Ralph Lauren stood on a sisal-covered floor this afternoon, the surrounded walls covered with densely packed orchids. He extended his arms to reference the setting, before settling in on one of the generously pillowed white damask sofas that surround the perimeter of the room. “An experience,” he said.
Lauren was in the second-floor collection selling space of his Madison Avenue women’s flagship, closed for three days in preparation for his New York Fashion Week spring showing tonight. The idea of the decor is to capture a spirit evocative of a show designed under the working title “Nomad.” “I don’t want to do predictable,” Lauren said. “It’s a little bit exotic.” A preview offered glimpses of fluid shapes in liquid golden fabrics and mesmerizing prints. [For a review of Lauren’s show, see WWD.com and Friday’s Digital Daily.]
The two first floors of the Lauren store have been transformed into a chic floral wonderland, every inch of wall space covered with orchids — 100,000 or so — intertwined with vines and moss throughout which paper butterflies perch. In the background, a soundtrack of tweeting birds heralds the coming of spring. (Full disclosure: a quick feel in a small corridor leading to a private, non-show space revealed that a few plastic blooms mingle among nature’s own.)
“This is for customers as well as for the press,” Lauren said.
That’s more than marketing jargon. Lauren staged two shows tonight, each with 200 guests. At the first, 60 seats were reserved for VIP clients. Beginning Thursday morning, those clients and others can shop within the installation, which will remain intact through Monday. (One assumes most of the seating will be removed to make room for the clothes.) It’s hard to imagine that shoppers won’t be blown away, on two levels. They’ll love the window to the insider show experience, and that the designer and brand cared enough to share it in a way more personal manner than that which social can afford.

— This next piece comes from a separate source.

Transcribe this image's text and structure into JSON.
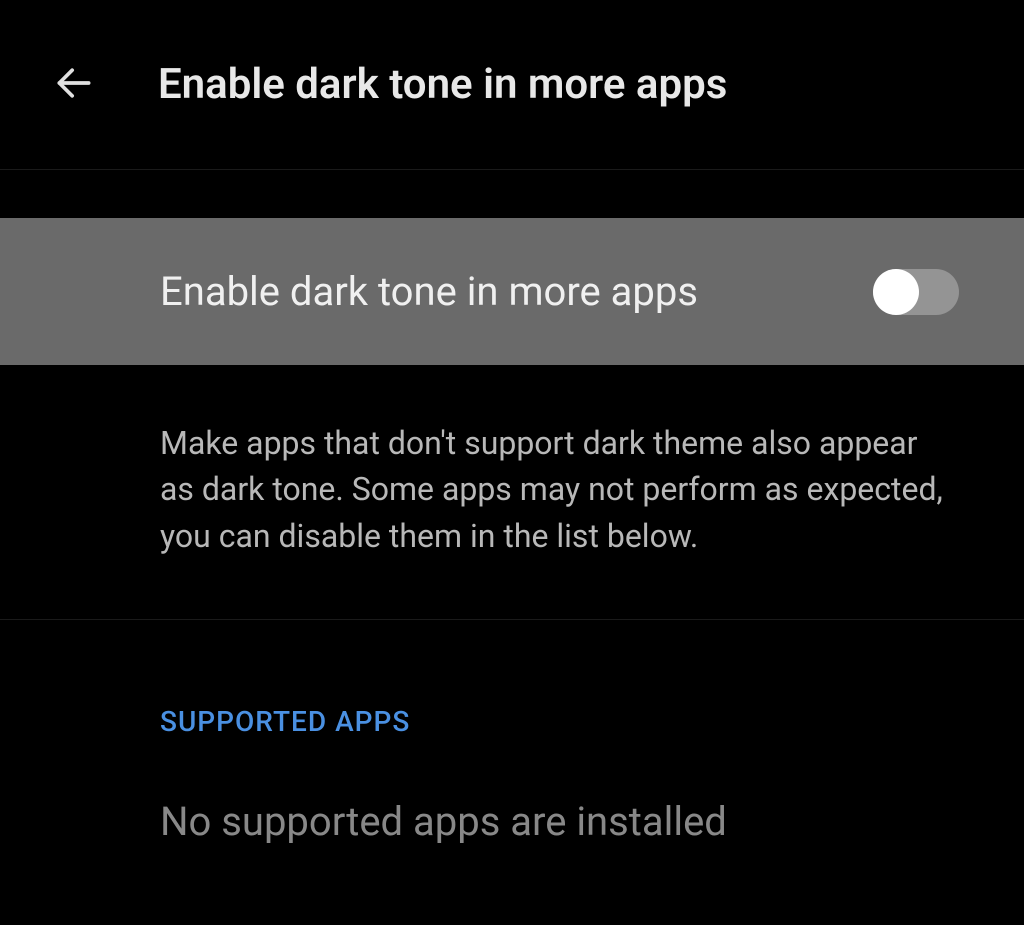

This experience, of course, focuses on shopping for spring. In just one season, the buy-now element of NYFW has changed dramatically, as the two other majors who embraced the concept for fall made other plans this time around. Tommy Hilfiger skipped town for Venice Beach, and Tom Ford, in the throes of his “Nocturnal Animals” activity and the only luxury-space designer to have done see-now-buy-now in New York, opted out of a show this season. Lauren said those moves didn’t cause him a moment’s concern. He observed that last season he wasn’t really aware of what anyone else was doing, and that the traditional gap between fashion’s showing and selling seasons has always bothered him. He views instant fashion as an extension of his long-held lifestyle approach to the business.
“I’ve always believed in the experience,” Lauren said. “I’ve done it a long time, with my first store across the street — we had home furnishings, a women’s floor, children. The world, the lifestyle, it’s always what I’ve believed in. We want people to have an experience.”
Lauren expects clients to find taking in the installation “pleasurable,” whether or not they’re among the lucky ones attending the show. “This is the way of putting you in the middle of it, to have an intimate experience,” he said. “It has to be a pleasure. Now, the question is, are the clothes a pleasure? Luxury has to have specialness.”
Yet Lauren acknowledged different kinds of luxury. He indicated his very weathered leather jacket — vintage, and his cowboy boots — 30 years old: “They’re luxury because you can’t buy them now.”
Ever the gentleman, Lauren didn’t flinch when the conversation turned in a direction he preferred not to take. What happened in the relationship with Stefan Larsson? “I like him very much. He’s very smart,” Lauren said. “The truth is, we had a difference of opinion about the business.”
Lauren said Larsson, who hasn’t yet left the company, took great strides in “speeding the production cycle. And he brought some good people into the company.”
Lauren did not say, but inferred, that Larsson may have wanted to move too quickly in certain areas. “This company is 50 years old,” he noted, alluding to the big upcoming anniversary. “You can’t be 50 years old in fashion and not have changed and moved and led the times. I believe in that. I don’t believe in revolution.”
He turned his attention to the several models, in variations of the nomadic chic he was preparing to show. “I feel like they’re coming from somewhere else,” he said. “You look, and you’re not quite sure where.”